Reese Darragh | January 18, 2012

The Federal Deposit Insurance Corporation approved a proposed rulemaking notice on January 17 to require large insured depository institutions be the subject of an annual capital-adequacy stress tests. The test, as required under a provision in the Dodd-Frank Act will apply to FDIC-insured state non-member banks and FDIC-insured state-chartered savings associations with total assets of more than $10 billion. The agency regulated 23 state non-member banks with total assets of more than $10 billion as of Sept 30 last year.
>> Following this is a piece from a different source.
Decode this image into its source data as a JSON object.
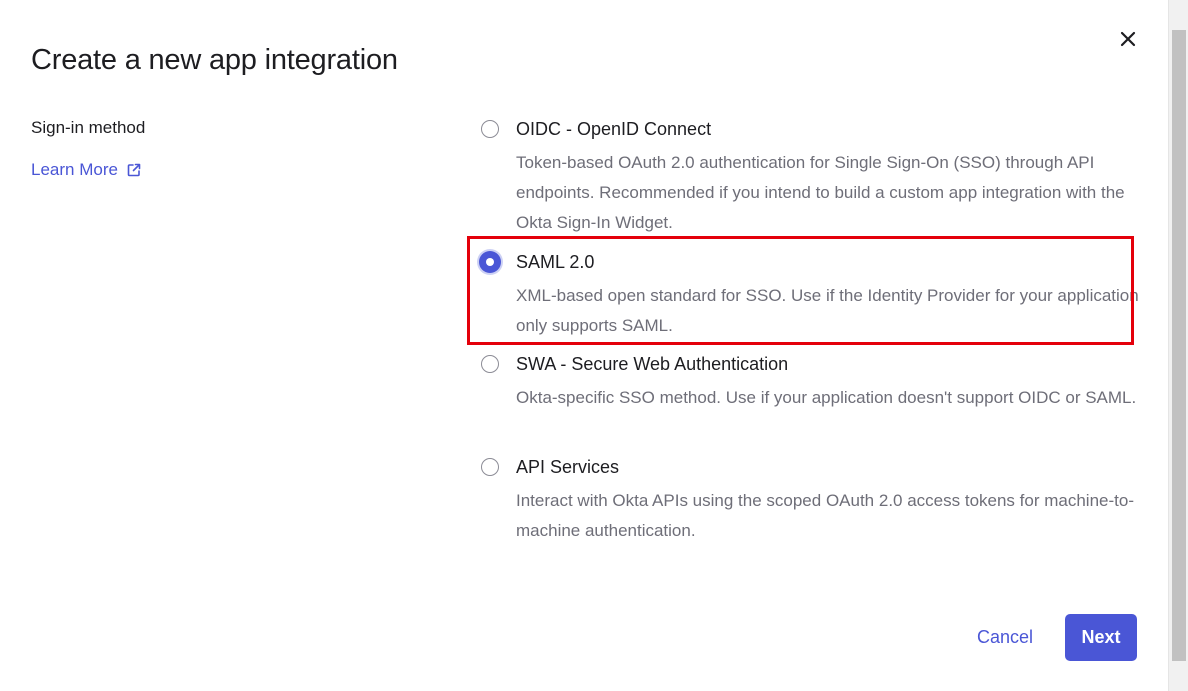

In a statement, the agency said the tests would provide forward-looking information to assist the FDIC in evaluating the adequacy of capital owned by the banks covered under the rule. “The banks that would be required to conduct the stress tests also are expected to benefit from improved internal assessments of capital adequacy and overall capital planning,” it said in a statement.

Under the proposed rule, the stress test is defined as a process to assess the potential impact of economic and financial conditions of the consolidated earnings, losses and capital of the bank over a set planning horizon. It will take into account of the current bank's condition together with its risks, exposures, strategies, and activities. The proposal further described the content of the reports institutions are required to publish, and the timeline for conducting the tests and producing the reports.

FDIC Acting Chairman Martin J. Gruenberg said, "Both the FDIC and the institutions being tested will benefit from the forward-looking results that the stress tests will provide. The results will assist in ensuring an institution's financial stability by helping determine whether it has sufficient capital levels to withstand a period of economic stress."

The Dodd-Frank Act requires each primary federal financial regulator, including the FDIC, to issue consistent and comparable stress-testing regulations for financial companies with total consolidated assets of more than $10 billion. In terms of its requirements, the proposed rulemaking notice is substantively similar to a proposal the Federal Reserve published in December 2011.

The FDIC's proposal will be published in the Federal Register with a 60-day public comment period.